### What you will do
Print the listing in full, exactly as it stands.

### Data to process

=======

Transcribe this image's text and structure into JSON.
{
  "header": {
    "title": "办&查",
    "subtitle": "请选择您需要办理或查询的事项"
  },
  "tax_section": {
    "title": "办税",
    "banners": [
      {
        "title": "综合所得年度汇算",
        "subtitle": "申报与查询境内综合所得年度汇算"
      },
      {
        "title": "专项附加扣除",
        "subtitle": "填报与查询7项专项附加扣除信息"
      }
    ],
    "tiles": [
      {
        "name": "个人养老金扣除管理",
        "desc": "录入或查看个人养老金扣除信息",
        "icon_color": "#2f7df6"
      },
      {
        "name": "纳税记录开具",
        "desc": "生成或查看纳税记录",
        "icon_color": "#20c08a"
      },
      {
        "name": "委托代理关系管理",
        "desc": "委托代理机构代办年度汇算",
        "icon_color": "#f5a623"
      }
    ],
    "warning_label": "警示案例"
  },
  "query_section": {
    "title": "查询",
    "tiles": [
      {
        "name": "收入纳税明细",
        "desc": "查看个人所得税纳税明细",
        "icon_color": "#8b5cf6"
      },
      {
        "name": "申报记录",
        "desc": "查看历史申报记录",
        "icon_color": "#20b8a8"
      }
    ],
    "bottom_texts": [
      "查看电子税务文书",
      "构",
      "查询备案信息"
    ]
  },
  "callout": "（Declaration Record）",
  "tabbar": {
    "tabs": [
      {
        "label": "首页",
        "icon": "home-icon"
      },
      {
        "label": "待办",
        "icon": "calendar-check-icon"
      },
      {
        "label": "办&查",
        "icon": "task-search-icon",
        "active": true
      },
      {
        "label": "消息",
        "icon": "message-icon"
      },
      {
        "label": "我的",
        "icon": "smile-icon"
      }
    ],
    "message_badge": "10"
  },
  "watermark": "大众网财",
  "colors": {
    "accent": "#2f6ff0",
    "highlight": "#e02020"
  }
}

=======

### Solved problem
Transcribe this image's text and structure into JSON.
{
  "header": {
    "title": "办&查",
    "subtitle": "请选择您需要办理或查询的事项"
  },
  "tax_section": {
    "title": "办税",
    "banners": [
      {
        "title": "综合所得年度汇算",
        "subtitle": "申报与查询境内综合所得年度汇算"
      },
      {
        "title": "专项附加扣除",
        "subtitle": "填报与查询7项专项附加扣除信息"
      }
    ],
    "tiles": [
      {
        "name": "个人养老金扣除管理",
        "desc": "录入或查看个人养老金扣除信息",
        "icon_color": "#2f7df6"
      },
      {
        "name": "纳税记录开具",
        "desc": "生成或查看纳税记录",
        "icon_color": "#20c08a"
      },
      {
        "name": "委托代理关系管理",
        "desc": "委托代理机构代办年度汇算",
        "icon_color": "#f5a623"
      }
    ],
    "warning_label": "警示案例"
  },
  "query_section": {
    "title": "查询",
    "tiles": [
      {
        "name": "收入纳税明细",
        "desc": "查看个人所得税纳税明细",
        "icon_color": "#8b5cf6"
      },
      {
        "name": "申报记录",
        "desc": "查看历史申报记录",
        "icon_color": "#20b8a8"
      }
    ],
    "bottom_texts": [
      "查看电子税务文书",
      "构",
      "查询备案信息"
    ]
  },
  "callout": "（Declaration Record）",
  "tabbar": {
    "tabs": [
      {
        "label": "首页",
        "icon": "home-icon"
      },
      {
        "label": "待办",
        "icon": "calendar-check-icon"
      },
      {
        "label": "办&查",
        "icon": "task-search-icon",
        "active": true
      },
      {
        "label": "消息",
        "icon": "message-icon"
      },
      {
        "label": "我的",
        "icon": "smile-icon"
      }
    ],
    "message_badge": "10"
  },
  "watermark": "大众网财",
  "colors": {
    "accent": "#2f6ff0",
    "highlight": "#e02020"
  }
}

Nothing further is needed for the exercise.